America rejoiced with the Patriots in a sea of red, white and blue. It was the refreshing image we needed just a few months removed from 9/11. It was OK to celebrate a game once again. We did it with a Patriotic upset.
I. Super Bowl XXV
This is the perfect recipe for a great Super Bowl. Take two teams with contrasting styles (New York Giants ground attack vs. the Buffalo Bills high-powered offense). Mix in a historic drive, late comeback, final field goal attempt and one-point difference, and you have the greatest Super Bowl ever.
The night began in Tampa with an amazing national anthem by the late Whitney Houston. With the country at war in Desert Storm, our hearts and minds were with our troops overseas.
Some of those brave men and women got a break to watch the game. Along with us, we enjoyed a classic. The underdog Giants held the ball for 40 minutes and 33 seconds. New York needed every precious moment with the ball to limit Jim Kelly and his Bills. Despite a couple of big plays from Buffalo’s Thurman Thomas, the Giants managed a 20-19 lead late in the fourth quarter.
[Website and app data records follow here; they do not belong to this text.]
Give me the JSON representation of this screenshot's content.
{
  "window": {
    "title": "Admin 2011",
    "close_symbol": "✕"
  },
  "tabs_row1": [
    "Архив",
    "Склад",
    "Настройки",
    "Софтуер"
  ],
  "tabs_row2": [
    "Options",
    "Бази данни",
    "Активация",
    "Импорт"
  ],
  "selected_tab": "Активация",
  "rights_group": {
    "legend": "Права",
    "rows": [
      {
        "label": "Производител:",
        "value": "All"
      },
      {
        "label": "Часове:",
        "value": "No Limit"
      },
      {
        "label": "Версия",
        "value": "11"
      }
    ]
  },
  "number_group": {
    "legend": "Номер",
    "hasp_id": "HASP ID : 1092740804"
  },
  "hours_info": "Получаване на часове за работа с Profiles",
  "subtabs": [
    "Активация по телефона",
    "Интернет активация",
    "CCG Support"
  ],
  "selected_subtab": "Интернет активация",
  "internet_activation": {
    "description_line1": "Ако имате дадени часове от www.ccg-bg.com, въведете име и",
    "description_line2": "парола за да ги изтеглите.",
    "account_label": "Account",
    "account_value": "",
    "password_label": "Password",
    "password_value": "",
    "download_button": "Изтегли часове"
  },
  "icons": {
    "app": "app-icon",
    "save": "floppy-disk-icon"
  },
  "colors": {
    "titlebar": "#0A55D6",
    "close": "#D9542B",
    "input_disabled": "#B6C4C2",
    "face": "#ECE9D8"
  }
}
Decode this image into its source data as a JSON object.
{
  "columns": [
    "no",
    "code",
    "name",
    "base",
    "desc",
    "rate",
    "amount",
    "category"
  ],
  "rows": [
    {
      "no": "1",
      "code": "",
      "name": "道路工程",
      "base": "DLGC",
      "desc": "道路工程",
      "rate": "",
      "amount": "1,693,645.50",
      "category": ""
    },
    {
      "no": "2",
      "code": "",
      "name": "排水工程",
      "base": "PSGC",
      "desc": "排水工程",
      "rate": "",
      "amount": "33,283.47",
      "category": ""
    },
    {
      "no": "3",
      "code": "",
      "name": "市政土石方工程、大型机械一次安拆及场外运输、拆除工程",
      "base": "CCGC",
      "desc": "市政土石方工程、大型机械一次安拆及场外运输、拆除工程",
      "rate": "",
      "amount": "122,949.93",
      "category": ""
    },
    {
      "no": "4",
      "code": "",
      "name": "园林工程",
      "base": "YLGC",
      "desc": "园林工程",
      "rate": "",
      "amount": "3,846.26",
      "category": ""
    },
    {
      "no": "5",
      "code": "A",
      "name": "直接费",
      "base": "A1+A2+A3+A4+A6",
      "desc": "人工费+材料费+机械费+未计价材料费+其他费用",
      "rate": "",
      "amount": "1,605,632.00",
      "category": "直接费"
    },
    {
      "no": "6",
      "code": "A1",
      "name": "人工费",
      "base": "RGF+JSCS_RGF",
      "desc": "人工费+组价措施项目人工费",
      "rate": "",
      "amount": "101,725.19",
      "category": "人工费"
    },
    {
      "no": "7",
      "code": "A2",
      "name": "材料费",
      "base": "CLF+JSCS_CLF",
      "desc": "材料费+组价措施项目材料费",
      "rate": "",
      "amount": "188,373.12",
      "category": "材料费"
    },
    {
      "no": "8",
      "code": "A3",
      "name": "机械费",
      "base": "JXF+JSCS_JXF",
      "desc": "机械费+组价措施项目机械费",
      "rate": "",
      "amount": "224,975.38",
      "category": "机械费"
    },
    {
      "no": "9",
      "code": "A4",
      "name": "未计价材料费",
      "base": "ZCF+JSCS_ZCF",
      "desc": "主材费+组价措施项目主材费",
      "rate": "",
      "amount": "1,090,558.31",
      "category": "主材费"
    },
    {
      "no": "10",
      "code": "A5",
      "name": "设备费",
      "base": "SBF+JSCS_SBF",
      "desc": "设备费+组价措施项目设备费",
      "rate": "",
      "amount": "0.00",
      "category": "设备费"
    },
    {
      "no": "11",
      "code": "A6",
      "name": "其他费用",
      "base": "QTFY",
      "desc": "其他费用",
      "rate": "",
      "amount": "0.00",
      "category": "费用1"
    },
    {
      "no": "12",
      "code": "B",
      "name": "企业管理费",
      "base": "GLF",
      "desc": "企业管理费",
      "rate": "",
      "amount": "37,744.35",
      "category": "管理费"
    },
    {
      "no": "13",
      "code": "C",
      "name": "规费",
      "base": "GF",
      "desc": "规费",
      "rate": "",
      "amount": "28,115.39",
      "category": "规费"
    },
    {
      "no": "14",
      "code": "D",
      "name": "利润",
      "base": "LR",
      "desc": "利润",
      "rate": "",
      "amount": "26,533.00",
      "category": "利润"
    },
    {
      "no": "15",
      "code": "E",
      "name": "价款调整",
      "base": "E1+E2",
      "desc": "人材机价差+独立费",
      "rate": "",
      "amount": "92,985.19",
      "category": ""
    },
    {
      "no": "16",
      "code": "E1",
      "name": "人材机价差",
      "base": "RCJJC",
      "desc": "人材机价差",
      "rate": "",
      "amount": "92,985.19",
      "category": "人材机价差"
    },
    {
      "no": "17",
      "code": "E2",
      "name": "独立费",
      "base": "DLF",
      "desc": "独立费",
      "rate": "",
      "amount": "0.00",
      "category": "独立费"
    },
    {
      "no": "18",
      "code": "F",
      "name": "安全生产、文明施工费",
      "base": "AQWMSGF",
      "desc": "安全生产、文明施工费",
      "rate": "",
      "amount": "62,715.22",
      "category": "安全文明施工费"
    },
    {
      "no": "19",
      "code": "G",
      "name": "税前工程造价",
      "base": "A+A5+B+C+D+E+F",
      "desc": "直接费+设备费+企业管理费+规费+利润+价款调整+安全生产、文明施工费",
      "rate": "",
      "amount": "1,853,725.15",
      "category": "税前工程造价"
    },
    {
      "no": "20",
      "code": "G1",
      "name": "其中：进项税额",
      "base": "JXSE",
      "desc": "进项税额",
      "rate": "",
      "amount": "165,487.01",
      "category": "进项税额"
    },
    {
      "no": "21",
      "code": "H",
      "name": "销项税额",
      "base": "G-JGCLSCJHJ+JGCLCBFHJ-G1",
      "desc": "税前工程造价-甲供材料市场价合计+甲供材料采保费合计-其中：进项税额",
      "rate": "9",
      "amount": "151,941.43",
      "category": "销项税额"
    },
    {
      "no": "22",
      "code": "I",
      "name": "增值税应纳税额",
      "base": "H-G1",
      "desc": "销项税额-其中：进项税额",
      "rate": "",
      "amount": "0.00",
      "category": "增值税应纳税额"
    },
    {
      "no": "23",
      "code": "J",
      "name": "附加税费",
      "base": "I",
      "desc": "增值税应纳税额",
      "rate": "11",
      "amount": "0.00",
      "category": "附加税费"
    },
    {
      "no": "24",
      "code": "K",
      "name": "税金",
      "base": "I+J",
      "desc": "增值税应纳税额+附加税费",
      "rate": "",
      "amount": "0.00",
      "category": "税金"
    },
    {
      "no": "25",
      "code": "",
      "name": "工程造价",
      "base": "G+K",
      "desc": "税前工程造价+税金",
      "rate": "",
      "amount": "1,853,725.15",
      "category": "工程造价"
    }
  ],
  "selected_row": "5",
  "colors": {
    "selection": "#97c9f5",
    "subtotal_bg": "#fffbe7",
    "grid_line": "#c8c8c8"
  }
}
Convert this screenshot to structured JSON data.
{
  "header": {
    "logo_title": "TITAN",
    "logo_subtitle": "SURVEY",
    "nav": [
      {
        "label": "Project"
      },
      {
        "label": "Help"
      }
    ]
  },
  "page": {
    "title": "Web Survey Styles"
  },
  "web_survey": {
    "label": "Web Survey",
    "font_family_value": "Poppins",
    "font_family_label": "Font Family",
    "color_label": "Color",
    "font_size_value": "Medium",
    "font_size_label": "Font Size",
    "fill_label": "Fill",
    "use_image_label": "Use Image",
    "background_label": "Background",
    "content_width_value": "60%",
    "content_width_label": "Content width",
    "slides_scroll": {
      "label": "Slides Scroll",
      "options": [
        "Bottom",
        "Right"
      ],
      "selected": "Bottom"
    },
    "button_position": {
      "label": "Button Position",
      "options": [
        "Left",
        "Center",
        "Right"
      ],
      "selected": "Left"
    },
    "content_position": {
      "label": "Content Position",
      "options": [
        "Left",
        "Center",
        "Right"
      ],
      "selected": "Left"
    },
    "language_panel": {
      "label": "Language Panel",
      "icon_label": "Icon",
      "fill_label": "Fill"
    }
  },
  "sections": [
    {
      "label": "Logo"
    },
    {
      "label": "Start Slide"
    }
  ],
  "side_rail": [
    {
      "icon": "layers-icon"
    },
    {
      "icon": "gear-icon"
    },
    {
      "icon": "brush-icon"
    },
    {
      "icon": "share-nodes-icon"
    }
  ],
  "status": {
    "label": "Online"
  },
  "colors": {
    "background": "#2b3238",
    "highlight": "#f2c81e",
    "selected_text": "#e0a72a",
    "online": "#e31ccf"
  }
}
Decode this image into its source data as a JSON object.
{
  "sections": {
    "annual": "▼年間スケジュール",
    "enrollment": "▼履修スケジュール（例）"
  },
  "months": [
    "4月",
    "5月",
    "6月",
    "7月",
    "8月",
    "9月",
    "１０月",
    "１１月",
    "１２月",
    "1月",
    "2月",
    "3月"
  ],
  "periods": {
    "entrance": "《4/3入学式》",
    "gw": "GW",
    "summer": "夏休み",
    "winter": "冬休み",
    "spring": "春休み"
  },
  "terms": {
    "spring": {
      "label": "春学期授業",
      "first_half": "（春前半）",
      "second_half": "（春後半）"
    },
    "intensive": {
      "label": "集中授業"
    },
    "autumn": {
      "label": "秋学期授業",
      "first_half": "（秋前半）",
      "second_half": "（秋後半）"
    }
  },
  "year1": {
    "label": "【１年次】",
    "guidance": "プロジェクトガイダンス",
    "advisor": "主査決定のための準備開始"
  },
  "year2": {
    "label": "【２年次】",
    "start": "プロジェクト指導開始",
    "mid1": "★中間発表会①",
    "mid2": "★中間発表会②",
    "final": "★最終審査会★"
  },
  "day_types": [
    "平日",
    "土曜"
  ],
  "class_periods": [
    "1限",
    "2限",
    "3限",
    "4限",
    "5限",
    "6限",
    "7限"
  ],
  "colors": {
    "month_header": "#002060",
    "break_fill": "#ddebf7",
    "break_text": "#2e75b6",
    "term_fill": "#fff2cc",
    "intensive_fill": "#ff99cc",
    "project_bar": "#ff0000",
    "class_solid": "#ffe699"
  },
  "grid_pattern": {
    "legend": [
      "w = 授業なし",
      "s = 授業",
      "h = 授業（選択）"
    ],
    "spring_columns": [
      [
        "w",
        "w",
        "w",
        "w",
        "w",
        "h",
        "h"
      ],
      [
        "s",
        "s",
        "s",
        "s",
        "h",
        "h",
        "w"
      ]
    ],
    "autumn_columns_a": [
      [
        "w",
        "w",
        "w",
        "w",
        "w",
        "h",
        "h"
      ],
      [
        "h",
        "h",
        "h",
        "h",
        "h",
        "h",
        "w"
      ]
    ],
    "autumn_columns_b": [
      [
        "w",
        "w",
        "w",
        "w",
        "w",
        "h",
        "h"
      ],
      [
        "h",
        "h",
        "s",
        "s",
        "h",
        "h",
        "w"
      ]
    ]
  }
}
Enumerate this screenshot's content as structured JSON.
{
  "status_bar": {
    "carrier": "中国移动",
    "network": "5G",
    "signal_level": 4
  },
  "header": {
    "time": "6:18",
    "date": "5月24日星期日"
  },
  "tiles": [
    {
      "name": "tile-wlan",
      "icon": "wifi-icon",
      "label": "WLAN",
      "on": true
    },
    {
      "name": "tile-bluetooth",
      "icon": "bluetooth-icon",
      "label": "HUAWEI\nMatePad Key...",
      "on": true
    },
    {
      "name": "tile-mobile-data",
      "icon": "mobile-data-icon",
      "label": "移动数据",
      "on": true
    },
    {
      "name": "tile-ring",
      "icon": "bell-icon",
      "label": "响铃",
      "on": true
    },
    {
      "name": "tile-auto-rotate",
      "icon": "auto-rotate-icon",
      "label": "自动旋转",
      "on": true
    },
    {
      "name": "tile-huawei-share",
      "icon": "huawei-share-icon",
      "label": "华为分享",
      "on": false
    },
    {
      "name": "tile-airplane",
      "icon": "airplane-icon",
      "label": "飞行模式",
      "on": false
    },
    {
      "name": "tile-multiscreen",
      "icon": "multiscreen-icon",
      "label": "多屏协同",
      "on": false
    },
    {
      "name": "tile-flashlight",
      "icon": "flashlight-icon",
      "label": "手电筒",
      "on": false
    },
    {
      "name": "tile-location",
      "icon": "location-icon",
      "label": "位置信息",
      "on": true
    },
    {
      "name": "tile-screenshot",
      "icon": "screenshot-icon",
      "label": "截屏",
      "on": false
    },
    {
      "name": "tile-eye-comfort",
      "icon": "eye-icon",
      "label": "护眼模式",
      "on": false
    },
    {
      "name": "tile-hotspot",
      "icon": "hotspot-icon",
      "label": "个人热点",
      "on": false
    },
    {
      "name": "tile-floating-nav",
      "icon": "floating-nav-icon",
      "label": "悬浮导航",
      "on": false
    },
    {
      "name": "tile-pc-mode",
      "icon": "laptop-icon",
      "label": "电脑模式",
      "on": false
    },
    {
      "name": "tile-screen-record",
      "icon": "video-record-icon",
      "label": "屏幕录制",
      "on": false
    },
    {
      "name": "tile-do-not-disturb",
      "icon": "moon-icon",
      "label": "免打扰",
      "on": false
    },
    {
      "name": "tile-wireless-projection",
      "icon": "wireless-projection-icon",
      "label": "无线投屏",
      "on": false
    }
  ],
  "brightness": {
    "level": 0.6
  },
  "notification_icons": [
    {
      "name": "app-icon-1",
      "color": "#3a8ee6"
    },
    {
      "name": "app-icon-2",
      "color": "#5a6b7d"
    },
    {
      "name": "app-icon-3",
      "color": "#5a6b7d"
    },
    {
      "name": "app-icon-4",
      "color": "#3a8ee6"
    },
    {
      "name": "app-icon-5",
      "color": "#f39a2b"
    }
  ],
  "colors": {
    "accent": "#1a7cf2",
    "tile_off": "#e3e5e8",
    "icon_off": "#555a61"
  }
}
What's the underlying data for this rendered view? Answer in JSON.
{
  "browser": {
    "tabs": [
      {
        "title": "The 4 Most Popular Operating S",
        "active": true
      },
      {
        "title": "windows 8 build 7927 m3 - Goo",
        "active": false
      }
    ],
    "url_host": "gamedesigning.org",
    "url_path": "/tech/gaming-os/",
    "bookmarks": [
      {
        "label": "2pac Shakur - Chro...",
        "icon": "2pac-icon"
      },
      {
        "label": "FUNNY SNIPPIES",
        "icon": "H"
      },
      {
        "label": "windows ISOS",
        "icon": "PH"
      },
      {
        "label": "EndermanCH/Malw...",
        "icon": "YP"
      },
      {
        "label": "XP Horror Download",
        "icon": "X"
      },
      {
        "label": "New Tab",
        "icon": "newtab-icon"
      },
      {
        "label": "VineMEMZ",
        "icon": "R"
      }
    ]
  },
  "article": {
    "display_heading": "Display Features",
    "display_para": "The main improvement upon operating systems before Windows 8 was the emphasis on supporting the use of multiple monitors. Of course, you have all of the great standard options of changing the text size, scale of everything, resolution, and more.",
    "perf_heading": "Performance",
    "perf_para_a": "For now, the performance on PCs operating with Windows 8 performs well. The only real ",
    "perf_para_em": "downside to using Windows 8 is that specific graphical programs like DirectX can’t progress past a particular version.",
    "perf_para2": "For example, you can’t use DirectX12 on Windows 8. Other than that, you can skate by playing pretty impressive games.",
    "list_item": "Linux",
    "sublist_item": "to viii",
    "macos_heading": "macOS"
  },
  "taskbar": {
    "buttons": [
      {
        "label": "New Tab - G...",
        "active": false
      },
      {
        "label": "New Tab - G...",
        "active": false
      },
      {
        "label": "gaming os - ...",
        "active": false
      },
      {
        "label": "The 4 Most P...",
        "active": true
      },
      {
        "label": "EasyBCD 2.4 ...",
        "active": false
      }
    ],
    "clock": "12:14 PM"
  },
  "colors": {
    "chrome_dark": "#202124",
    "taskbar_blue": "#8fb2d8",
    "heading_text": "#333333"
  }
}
O.J. Anderson used his legs to carry the ball and New York to the advantage.
The Jan. 27, 1991, night filled with excitement, patriotic passion and drama came down to a field goal attempt from the Bill’s Scott Norwood. The 47-yard field goal went wide right and the Giants earned the victory.
That game and overall night set the standard for all Super Bowls to come.
THOMAS SELLERS JR. is the editor of The Millington Star and both the sports editor and a weekly personal columnist for Journal West 10 Media LLC. Contact him by phone at (901) 433-9138, by fax to (901) 529-7687 and by email to email@example.com.